The Sharpest Knife in the Drawer
She was fifteen years old and she was pregnant. What was she going to say to her parents? She’d have to tell them but how to pitch the message? And not only her parents. Once the elders of the village found out, there might be real trouble. Last year they dragged a woman caught in adultery to the village square and stoned her to death. Would she be next?
But Mary was by far the sharpest knife in the drawer. As her mother wailed and her father shouted, she drew herself up to her full four-foot height and said, “I did nothing. Nothing. God did it.”
“It was God. I swear. I was kneeling at prayer”—both parent rolled their eyes at this unlikely scenario—“when this angel appeared. Very tall, with golden wings, a shining face and he said I’d have a baby.
“No, it’s true. It’s true. I was so surprised. I said, ‘Hey! Hang on a minute,’ but he insisted it was God’s will. That’s right. And that the baby would be special, a rabbi. More than a rabbi—like a messiah maybe. Anyway,” she snapped her fingers, “I was pregnant. Just like that. And oh yes, he said I was like, special, that I’m a holy person. God chose me.” She pointed to herself. “I’m full of grace.”
Her parents sighed.
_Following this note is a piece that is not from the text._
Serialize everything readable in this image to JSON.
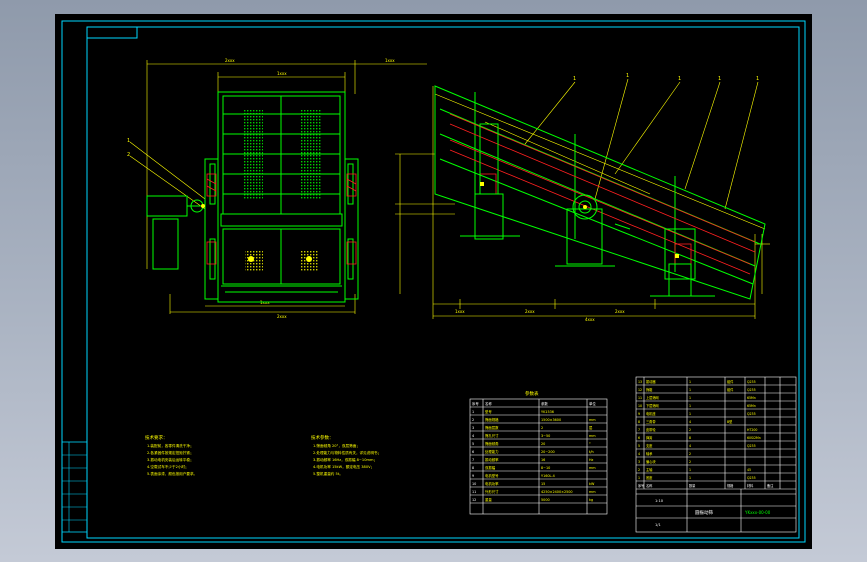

They were not sure how far to go along with this one but to be on the safe side with the village elders, they quickly married Mary off to an old guy in the neighbourhood, a carpenter, named Joseph.